Where does "streak" occur in the listing? Copy every line that holds it.

RECORD SET:
* * *
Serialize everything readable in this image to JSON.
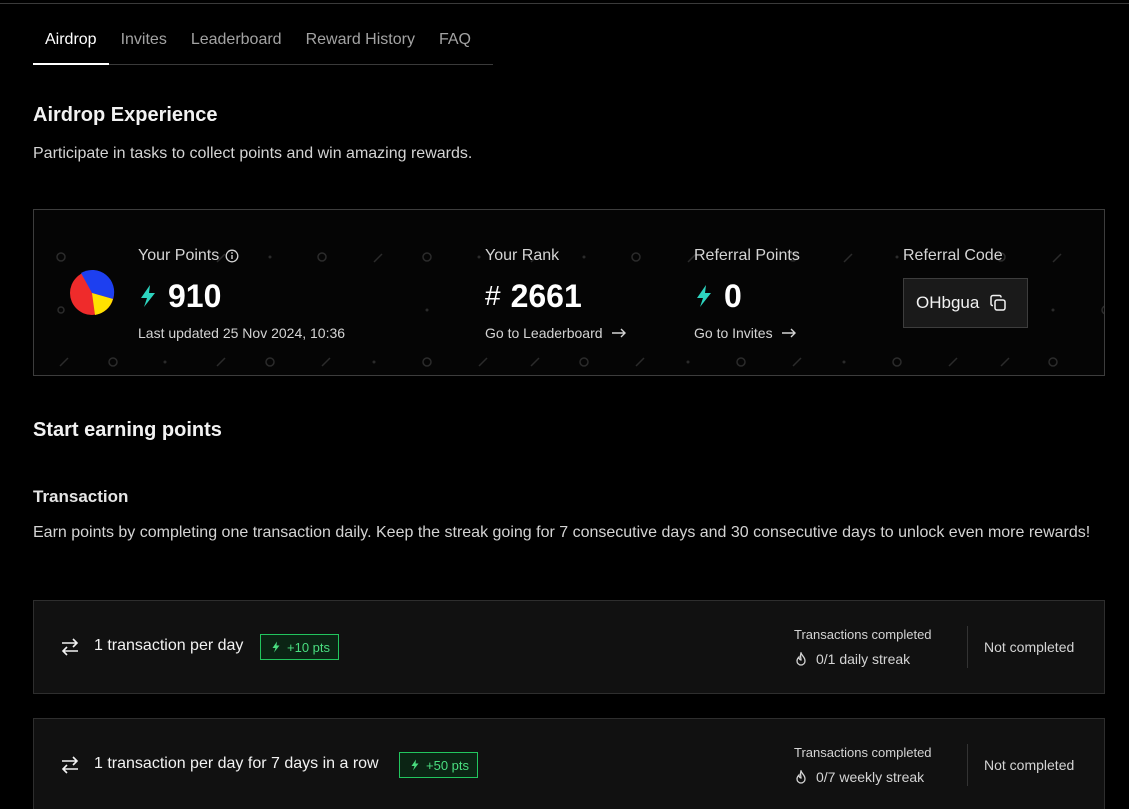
{
  "tabs": [
    {
      "label": "Airdrop",
      "active": true
    },
    {
      "label": "Invites",
      "active": false
    },
    {
      "label": "Leaderboard",
      "active": false
    },
    {
      "label": "Reward History",
      "active": false
    },
    {
      "label": "FAQ",
      "active": false
    }
  ],
  "header": {
    "title": "Airdrop Experience",
    "subtitle": "Participate in tasks to collect points and win amazing rewards."
  },
  "stats": {
    "points": {
      "label": "Your Points",
      "value": "910",
      "updated": "Last updated 25 Nov 2024, 10:36"
    },
    "rank": {
      "label": "Your Rank",
      "hash": "#",
      "value": "2661",
      "link": "Go to Leaderboard"
    },
    "referral_points": {
      "label": "Referral Points",
      "value": "0",
      "link": "Go to Invites"
    },
    "referral_code": {
      "label": "Referral Code",
      "value": "OHbgua"
    }
  },
  "earn": {
    "title": "Start earning points",
    "section_title": "Transaction",
    "description": "Earn points by completing one transaction daily. Keep the streak going for 7 consecutive days and 30 consecutive days to unlock even more rewards!"
  },
  "tasks": [
    {
      "title": "1 transaction per day",
      "points": "+10 pts",
      "status_label": "Transactions completed",
      "streak": "0/1 daily streak",
      "state": "Not completed"
    },
    {
      "title": "1 transaction per day for 7 days in a row",
      "points": "+50 pts",
      "status_label": "Transactions completed",
      "streak": "0/7 weekly streak",
      "state": "Not completed"
    }
  ],
  "colors": {
    "accent_green": "#22c55e",
    "bolt_teal": "#2dd4bf",
    "background": "#000000"
  },
  "icons": {
    "bolt": "lightning-bolt-icon",
    "info": "info-icon",
    "arrow": "arrow-right-icon",
    "copy": "copy-icon",
    "swap": "swap-arrows-icon",
    "flame": "flame-icon"
  }
}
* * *
REPLY:
    "description": "Earn points by completing one transaction daily. Keep the streak going for 7 consecutive days and 30 consecutive days to unlock even more rewards!"
      "streak": "0/1 daily streak",
      "streak": "0/7 weekly streak",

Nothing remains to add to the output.